| Problem requirements |
Provide the number of lines in the material containing the word "activity", with nothing added.
The records Block Start
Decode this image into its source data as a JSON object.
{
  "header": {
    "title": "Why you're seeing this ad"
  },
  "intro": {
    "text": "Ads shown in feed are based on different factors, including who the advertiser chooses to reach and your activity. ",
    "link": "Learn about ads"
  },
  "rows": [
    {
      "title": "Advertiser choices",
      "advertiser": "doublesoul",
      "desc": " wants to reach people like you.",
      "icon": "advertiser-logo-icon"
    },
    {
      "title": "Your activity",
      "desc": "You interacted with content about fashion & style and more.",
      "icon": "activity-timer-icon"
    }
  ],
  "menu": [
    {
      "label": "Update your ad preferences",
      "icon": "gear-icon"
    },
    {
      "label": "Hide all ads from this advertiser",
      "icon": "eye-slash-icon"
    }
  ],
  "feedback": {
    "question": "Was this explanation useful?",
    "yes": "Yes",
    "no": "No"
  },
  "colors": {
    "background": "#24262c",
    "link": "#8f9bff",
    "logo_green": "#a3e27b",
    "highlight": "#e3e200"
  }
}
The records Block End
| Output below |
3